This book came about because of the loss of a loved one in tragic circumstances, & our world changed forever. It is both a tribute & a release. A tribute to a beautiful, empathetic soul, who touched so many lives, young & old, & who will be loved & missed forever. A release, albeit sorrowful, to be able to make this book for him, & us, & others like us, & a hope that he is somewhere beautiful & safe now. The main character, a metaphorical gentle creature, represents the emotional journey of loss, disbelief, grief, but also a journey of hope.
Everything about this story is carefully considered. From the placement of the text on the page, to the spacing between words and within certain words. The poem-like text that uses the language of grief and loss so sparsely and evocatively. To the black and white graphite illustrations that are full of detail and pathos. Colour is gradually added in the final few pages to offer hope and some lightening of the mood.
The personal nature of this work suffuses every page, every word.
Woven through each of the drawings are, as Dee says, images of thoughts and memories related ‘to childhood, adolescence, & the few years of adulthood … resulting in a surreal, nonsensical thread throughout the book’. She adds, ‘We know their meaning, others can form their own interpretation’.
After reading about Morgan's murder here, the fragile, haunting beauty of this book leaps off the pages and into your heart. The pain, distress and grief that the Huxley family have endured over the past few years is unimaginable.
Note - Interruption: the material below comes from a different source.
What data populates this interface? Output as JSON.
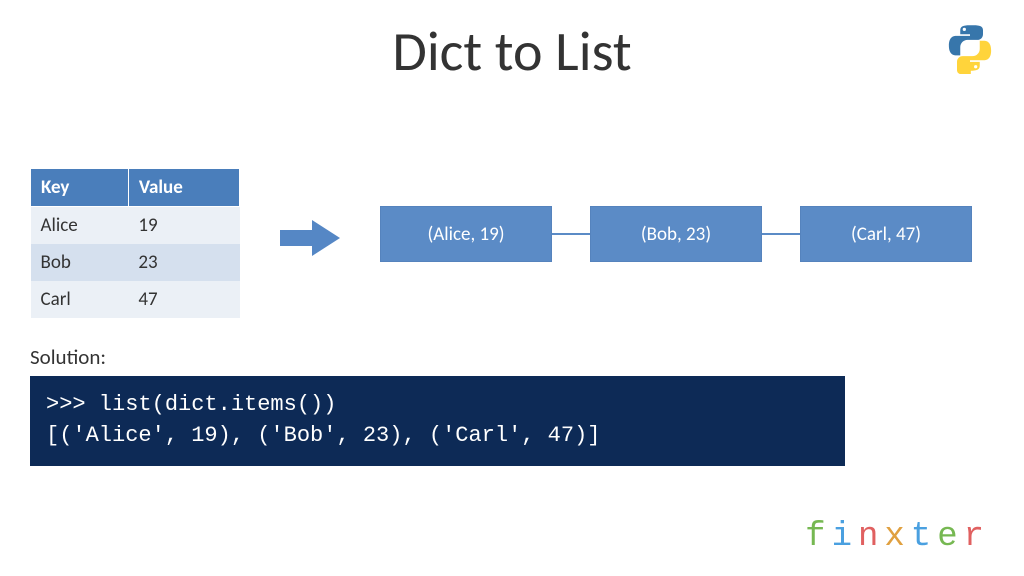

Being able to use their collective creative sensibilities on this project must have been both a cathartic experience as well as another step along their road towards healing.
All the quotes in this post are from the Working Title Press teacher notes.